"Before it's too late": Frankel says state needs commission to study Pa. effects of health-care repeal
HARRISBURG, Jan. 5 – House Democratic Caucus Chairman Dan Frankel, D-Allegheny, plans to introduce legislation establishing a bipartisan commission to study the impact of federal repeal of the Affordable Care Act on Pennsylvania residents.
"Repealing the Affordable Care Act would not only put at risk the health care coverage of millions of Pennsylvanians, but also devastate our state’s finances. Pennsylvania has saved about $700 million a year from the law’s drug rebates, increased funding for the Children’s Health Insurance Program and closing of the Medicare Part D prescription-drug benefit 'donut hole.' Without the Affordable Care Act, Pennsylvania taxpayers would need to come up with this funding from somewhere else – at a time when we already face large, unsustainable budget shortfalls," Frankel said.
"We also know the law has had many other benefits for Pennsylvanians, and we need to know what the impact would be if a new president and Congress take them away. These gains that are at risk include: enabling young people to stay on their parents' plans until age 26; free preventive care; federally funded Medicaid expansion that has helped to cover roughly 600,000 Pennsylvanians; banning insurance companies from denying coverage due to pre-existing conditions; and banning annual and lifetime limits on care. Losing any of these protections – let alone all of them – would have a major impact on Pennsylvania, and we need to know those impacts before a federal 'repeal and delay' plan takes effect, for example.

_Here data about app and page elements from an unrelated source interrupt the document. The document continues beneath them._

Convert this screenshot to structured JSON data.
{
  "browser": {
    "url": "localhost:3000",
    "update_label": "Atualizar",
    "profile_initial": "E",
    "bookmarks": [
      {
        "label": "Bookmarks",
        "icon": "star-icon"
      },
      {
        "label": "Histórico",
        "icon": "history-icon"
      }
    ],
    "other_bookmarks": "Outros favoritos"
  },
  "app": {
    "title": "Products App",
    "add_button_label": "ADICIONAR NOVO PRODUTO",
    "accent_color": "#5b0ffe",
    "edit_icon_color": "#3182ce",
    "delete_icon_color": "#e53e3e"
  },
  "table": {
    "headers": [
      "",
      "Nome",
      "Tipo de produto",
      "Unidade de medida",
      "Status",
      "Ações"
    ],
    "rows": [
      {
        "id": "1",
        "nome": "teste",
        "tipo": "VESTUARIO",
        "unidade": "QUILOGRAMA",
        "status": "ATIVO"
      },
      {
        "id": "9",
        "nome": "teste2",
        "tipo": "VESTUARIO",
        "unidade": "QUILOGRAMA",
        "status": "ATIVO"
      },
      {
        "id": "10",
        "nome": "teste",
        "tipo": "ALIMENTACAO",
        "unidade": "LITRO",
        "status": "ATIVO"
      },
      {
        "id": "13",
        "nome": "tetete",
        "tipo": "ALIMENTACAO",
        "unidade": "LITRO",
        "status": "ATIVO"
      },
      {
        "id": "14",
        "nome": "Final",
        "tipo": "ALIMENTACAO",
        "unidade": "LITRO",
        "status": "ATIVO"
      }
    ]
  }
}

"What would happen to our hospitals? What would happen to the health-care sector in western Pennsylvania, one of our major employers in the region? We need to know before it's too late."
"These are bipartisan concerns. For example, the Republican governors of Ohio and Michigan want Congress to keep the ACA's Medicaid expansion, and Ohio's governor has confirmed what we know in Pennsylvania: that the Medicaid expansion has helped greatly in the fight against the opioid epidemic."
Frankel said the commission would include both gubernatorial and legislative appointees and offer recommendations for the General Assembly to consider if the Affordable Care Act is partly or fully repealed.